Influencer advertising and its impact on consumers
This summer the European Economic and Social Committee (EESC) issued an exploratory report entitled “Influencer advertising”, which examines the evolution of influencer advertising and marketing. The report highlights the significant growth of this sector over the last decade.
Influencer advertising, also known as influencer marketing, is a digital marketing strategy in which brands collaborate with social media influencers to promote their products or services. This type of advertising has gained popularity due to the authenticity and connection that influencers have with their followers.
However, unlike traditional advertising, which is subject to strict regulations, influencer advertising can be less obvious and is not always identified as such. Companies that use influencers as promoters of their products and brands also enjoy greater flexibility compared to conventional advertising. This allows them to create sales messages that occasionally ignore the regulations and codes established for traditional advertising.
Impact on consumption
The EESC has found that influencers’ recommendations are often perceived by followers as more authentic and credible than traditional advertisements, which can increase trust in a product or service, and they are often at the forefront of trends and lifestyles. Therefore, by promoting certain products, they can create demand and set new consumer trends.
In fact, it is stressed that product reviews and demonstrations by influencers can directly influence consumers’ purchasing decisions.
This situation has led the Spanish Presidency of the Council of the EU, led by the member of the Council of Consumers and Users, to request an analysis of the weight of influencers in the market.
EESC opinion about influencer advertising
The EESC warns that the lack of transparency of influencers and the companies that hire them to promote their products is dangerous for consumers in general and, in particular, for minors who are constantly on social networks and that it exposes this vulnerable group to surreptitious advertising that could harm their physical, psychological, social or emotional development.
Although the European Union already has certain mechanisms in place to regulate the activity of influencers, the report indicates that a comprehensive approach would be advisable due to the rise of this phenomenon.

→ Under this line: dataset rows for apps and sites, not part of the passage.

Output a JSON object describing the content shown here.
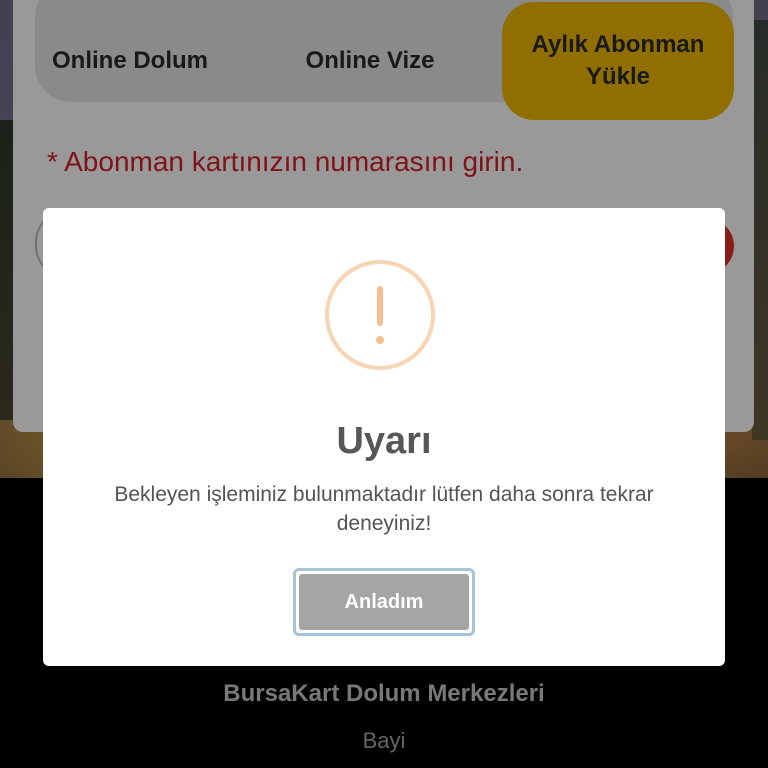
{
  "tabs": [
    {
      "label": "Online Dolum"
    },
    {
      "label": "Online Vize"
    },
    {
      "label_line1": "Aylık Abonman",
      "label_line2": "Yükle"
    }
  ],
  "form": {
    "instruction": "* Abonman kartınızın numarasını girin."
  },
  "modal": {
    "icon": "exclamation-icon",
    "title": "Uyarı",
    "message": "Bekleyen işleminiz bulunmaktadır lütfen daha sonra tekrar deneyiniz!",
    "button_label": "Anladım"
  },
  "footer": {
    "title": "BursaKart Dolum Merkezleri",
    "subtitle": "Bayi"
  },
  "colors": {
    "active_tab": "#f2b800",
    "instruction_text": "#d62028",
    "warning_icon": "#f5be8f",
    "modal_button": "#a5a5a5"
  }
}
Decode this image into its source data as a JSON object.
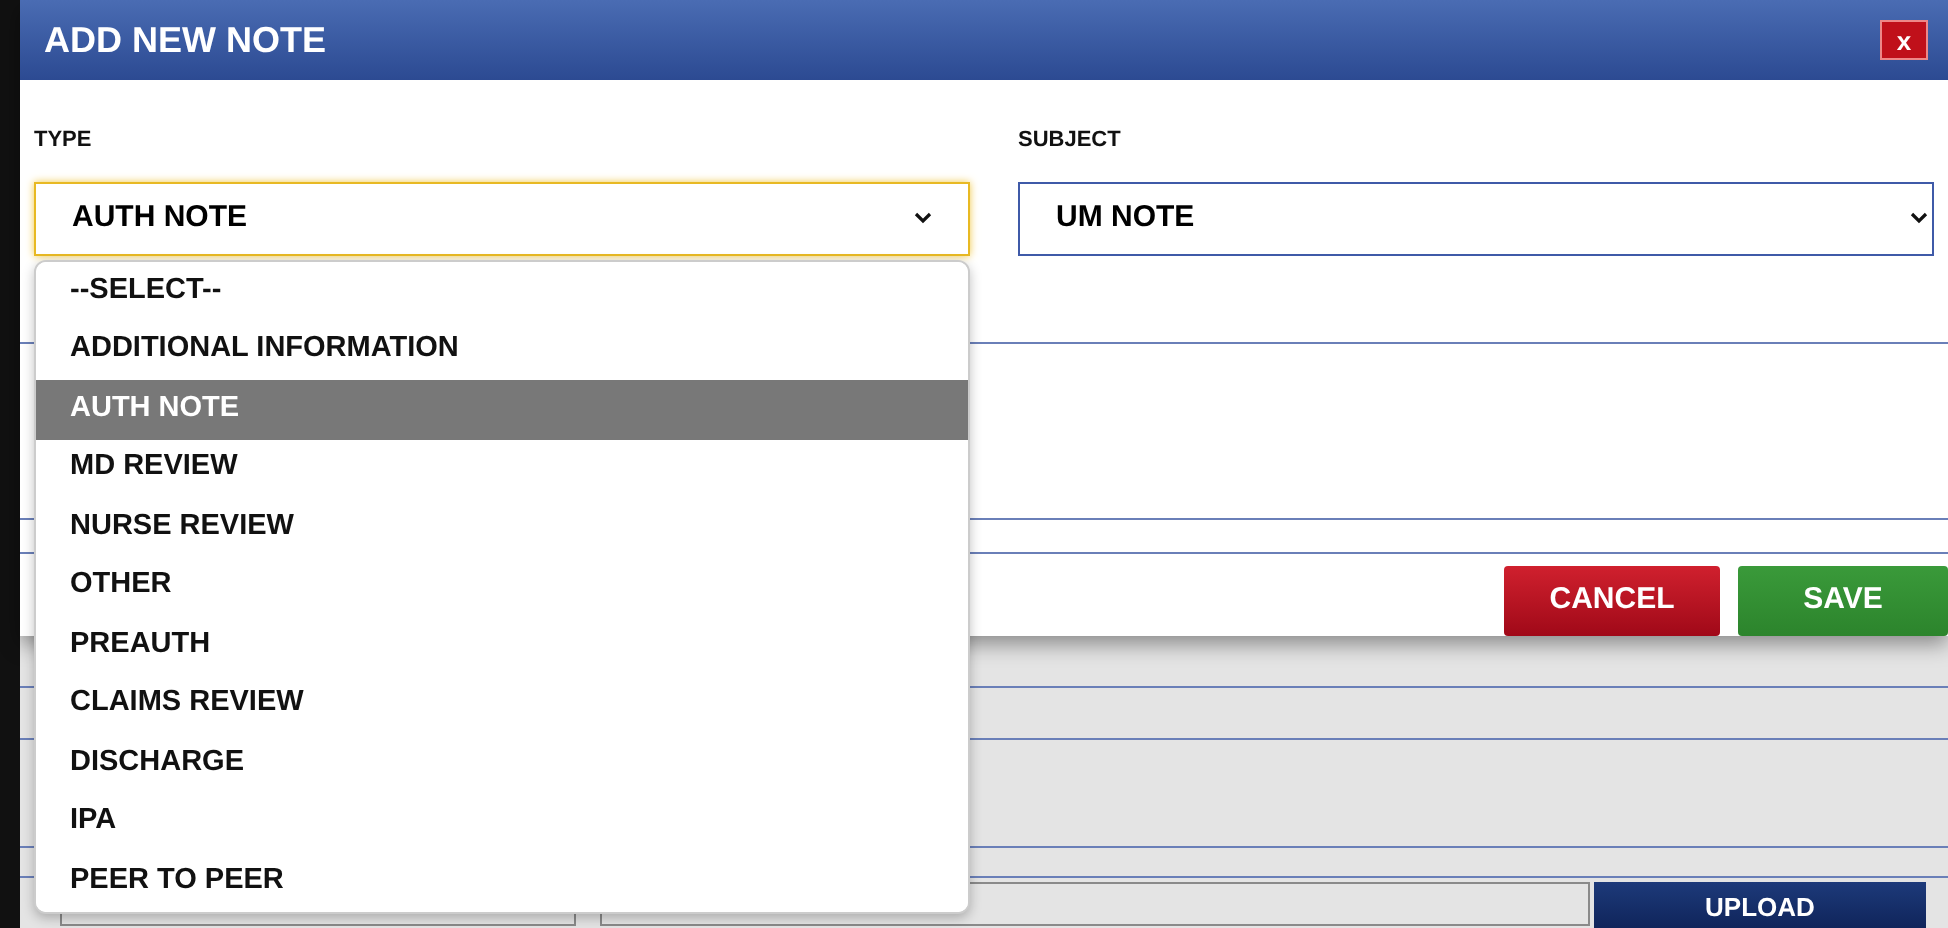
{
  "dialog": {
    "title": "ADD NEW NOTE",
    "close_label": "x"
  },
  "type_field": {
    "label": "TYPE",
    "value": "AUTH NOTE",
    "expanded": true
  },
  "subject_field": {
    "label": "SUBJECT",
    "value": "UM NOTE"
  },
  "type_options": [
    {
      "label": "--SELECT--",
      "selected": false
    },
    {
      "label": "ADDITIONAL INFORMATION",
      "selected": false
    },
    {
      "label": "AUTH NOTE",
      "selected": true
    },
    {
      "label": "MD REVIEW",
      "selected": false
    },
    {
      "label": "NURSE REVIEW",
      "selected": false
    },
    {
      "label": "OTHER",
      "selected": false
    },
    {
      "label": "PREAUTH",
      "selected": false
    },
    {
      "label": "CLAIMS REVIEW",
      "selected": false
    },
    {
      "label": "DISCHARGE",
      "selected": false
    },
    {
      "label": "IPA",
      "selected": false
    },
    {
      "label": "PEER TO PEER",
      "selected": false
    }
  ],
  "buttons": [
    {
      "label": "CANCEL",
      "kind": "cancel"
    },
    {
      "label": "SAVE",
      "kind": "save"
    }
  ],
  "background_page": {
    "upload_button": "UPLOAD"
  }
}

According to the author of the report, specific regulation is needed that clearly sets out the rights and responsibilities of all parties involved. This will ensure that both legal actors and consumers are clear about what is acceptable and what is not.

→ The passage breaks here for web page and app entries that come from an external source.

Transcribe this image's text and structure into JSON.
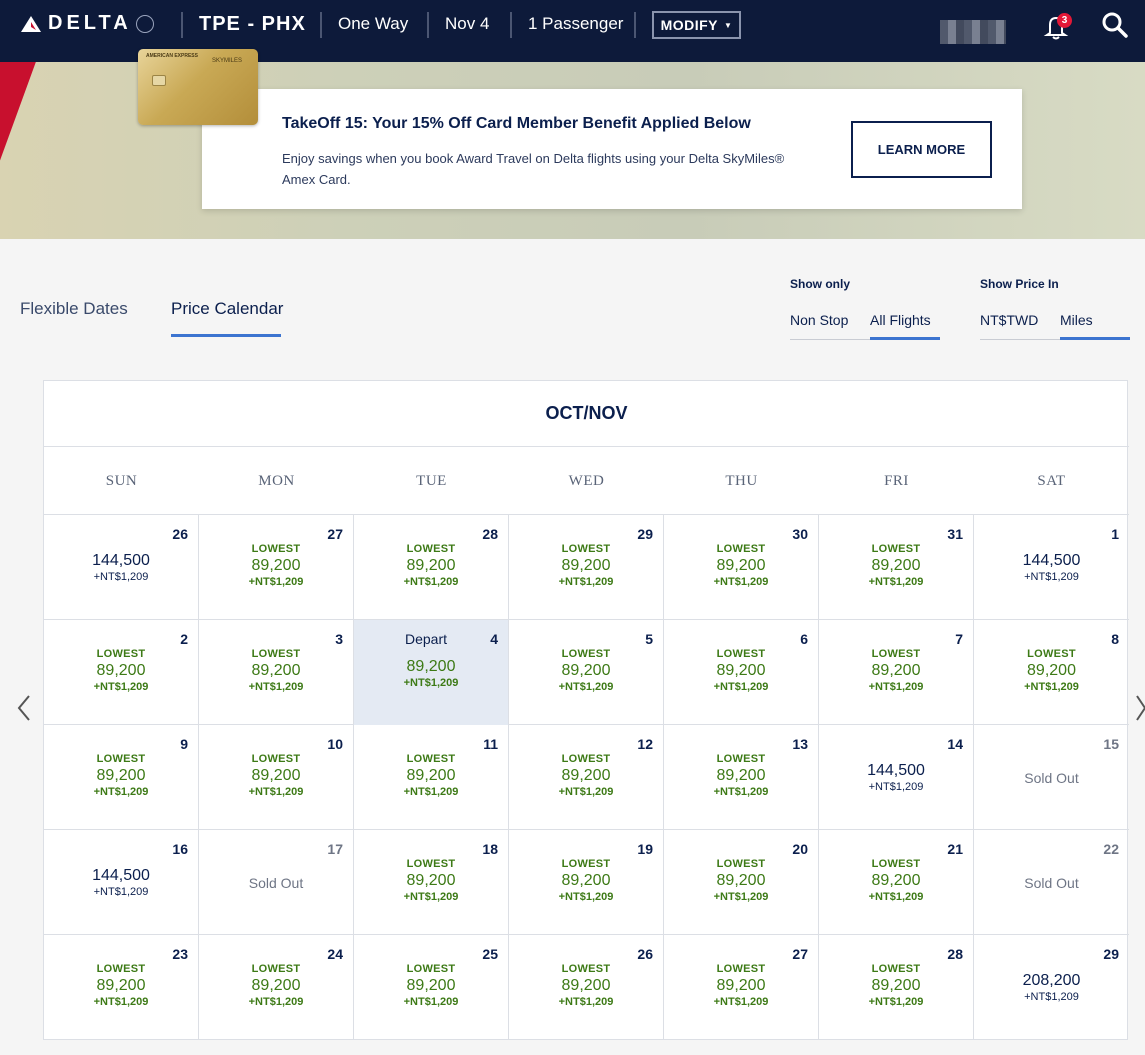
{
  "header": {
    "logo_text": "DELTA",
    "route": "TPE - PHX",
    "trip_type": "One Way",
    "date": "Nov 4",
    "passengers": "1 Passenger",
    "modify_label": "MODIFY",
    "notification_count": "3"
  },
  "promo": {
    "title": "TakeOff 15: Your 15% Off Card Member Benefit Applied Below",
    "description": "Enjoy savings when you book Award Travel on Delta flights using your Delta SkyMiles® Amex Card.",
    "button_label": "LEARN MORE",
    "card_brand": "AMERICAN EXPRESS",
    "card_product": "SKYMILES"
  },
  "tabs": [
    "Flexible Dates",
    "Price Calendar"
  ],
  "filters": {
    "show_only_label": "Show only",
    "show_only_options": [
      "Non Stop",
      "All Flights"
    ],
    "price_in_label": "Show Price In",
    "price_in_options": [
      "NT$TWD",
      "Miles"
    ]
  },
  "calendar": {
    "month": "OCT/NOV",
    "weekdays": [
      "SUN",
      "MON",
      "TUE",
      "WED",
      "THU",
      "FRI",
      "SAT"
    ],
    "depart_label": "Depart",
    "lowest_label": "LOWEST",
    "sold_out_label": "Sold Out",
    "weeks": [
      [
        {
          "day": "26",
          "miles": "144,500",
          "tax": "+NT$1,209",
          "lowest": false
        },
        {
          "day": "27",
          "miles": "89,200",
          "tax": "+NT$1,209",
          "lowest": true
        },
        {
          "day": "28",
          "miles": "89,200",
          "tax": "+NT$1,209",
          "lowest": true
        },
        {
          "day": "29",
          "miles": "89,200",
          "tax": "+NT$1,209",
          "lowest": true
        },
        {
          "day": "30",
          "miles": "89,200",
          "tax": "+NT$1,209",
          "lowest": true
        },
        {
          "day": "31",
          "miles": "89,200",
          "tax": "+NT$1,209",
          "lowest": true
        },
        {
          "day": "1",
          "miles": "144,500",
          "tax": "+NT$1,209",
          "lowest": false
        }
      ],
      [
        {
          "day": "2",
          "miles": "89,200",
          "tax": "+NT$1,209",
          "lowest": true
        },
        {
          "day": "3",
          "miles": "89,200",
          "tax": "+NT$1,209",
          "lowest": true
        },
        {
          "day": "4",
          "miles": "89,200",
          "tax": "+NT$1,209",
          "lowest": true,
          "selected": true
        },
        {
          "day": "5",
          "miles": "89,200",
          "tax": "+NT$1,209",
          "lowest": true
        },
        {
          "day": "6",
          "miles": "89,200",
          "tax": "+NT$1,209",
          "lowest": true
        },
        {
          "day": "7",
          "miles": "89,200",
          "tax": "+NT$1,209",
          "lowest": true
        },
        {
          "day": "8",
          "miles": "89,200",
          "tax": "+NT$1,209",
          "lowest": true
        }
      ],
      [
        {
          "day": "9",
          "miles": "89,200",
          "tax": "+NT$1,209",
          "lowest": true
        },
        {
          "day": "10",
          "miles": "89,200",
          "tax": "+NT$1,209",
          "lowest": true
        },
        {
          "day": "11",
          "miles": "89,200",
          "tax": "+NT$1,209",
          "lowest": true
        },
        {
          "day": "12",
          "miles": "89,200",
          "tax": "+NT$1,209",
          "lowest": true
        },
        {
          "day": "13",
          "miles": "89,200",
          "tax": "+NT$1,209",
          "lowest": true
        },
        {
          "day": "14",
          "miles": "144,500",
          "tax": "+NT$1,209",
          "lowest": false
        },
        {
          "day": "15",
          "sold_out": true
        }
      ],
      [
        {
          "day": "16",
          "miles": "144,500",
          "tax": "+NT$1,209",
          "lowest": false
        },
        {
          "day": "17",
          "sold_out": true
        },
        {
          "day": "18",
          "miles": "89,200",
          "tax": "+NT$1,209",
          "lowest": true
        },
        {
          "day": "19",
          "miles": "89,200",
          "tax": "+NT$1,209",
          "lowest": true
        },
        {
          "day": "20",
          "miles": "89,200",
          "tax": "+NT$1,209",
          "lowest": true
        },
        {
          "day": "21",
          "miles": "89,200",
          "tax": "+NT$1,209",
          "lowest": true
        },
        {
          "day": "22",
          "sold_out": true
        }
      ],
      [
        {
          "day": "23",
          "miles": "89,200",
          "tax": "+NT$1,209",
          "lowest": true
        },
        {
          "day": "24",
          "miles": "89,200",
          "tax": "+NT$1,209",
          "lowest": true
        },
        {
          "day": "25",
          "miles": "89,200",
          "tax": "+NT$1,209",
          "lowest": true
        },
        {
          "day": "26",
          "miles": "89,200",
          "tax": "+NT$1,209",
          "lowest": true
        },
        {
          "day": "27",
          "miles": "89,200",
          "tax": "+NT$1,209",
          "lowest": true
        },
        {
          "day": "28",
          "miles": "89,200",
          "tax": "+NT$1,209",
          "lowest": true
        },
        {
          "day": "29",
          "miles": "208,200",
          "tax": "+NT$1,209",
          "lowest": false
        }
      ]
    ]
  },
  "colors": {
    "header_bg": "#0d1a3a",
    "lowest_green": "#3d7a16",
    "accent_blue": "#3c74d0",
    "navy_text": "#0b1f4d",
    "selected_cell": "#e4eaf3",
    "badge_red": "#e31837"
  },
  "icons": [
    "delta-widget-icon",
    "bell-icon",
    "search-icon",
    "chevron-left-icon",
    "chevron-right-icon",
    "caret-down-icon"
  ]
}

One solution is for the influencer to somehow identify what content is promotional and what is not, specifically to comply with regulations aimed at protecting the health and safety of consumers and users, with special consideration for minors.
Similarly, the report indicates that social media platforms and networks have a responsibility to monitor content posted by creators and influencers. They will have to remove illegal material, report illegal activities and require non-EU creators and influencers to clearly identify their legal representative within the EU. In addition, they will have to have professional insurance to cover possible damages resulting from illegal activities.
With regard to measures to protect minors, the EESC suggests that social media platforms and administrators, in cooperation with influencers, should ensure that minors do not technically have access to sensitive content. Such content should be clearly marked as “prohibited for under 18s”.
Además, se deberá requerir verificación de edad y permitir el uso de controles parentales. De igual manera, los contenidos pagados publicados por influencers tendrán que ser etiquetados como “publicidad” o “patrocinado por”. Las imágenes editadas deberán identificarse como “imagen retocada”, mientras que los productos generados por inteligencia artificial deben ser claramente señalados como “imagen virtual”. In addition, age verification should be required and the use of parental controls should be allowed. Similarly, paid content posted by influencers will have to be labelled as “advertising” or “sponsored by”. Edited images will have to be identified as “retouched image”, while products generated by artificial intelligence must be clearly marked as “virtual image”.
At Letslaw by RSM our team of digital law lawyers, will be happy to help you solve any doubts you may have in this regard..
Letslaw es una firma de abogados internacionales especializada en el derecho de los negocios.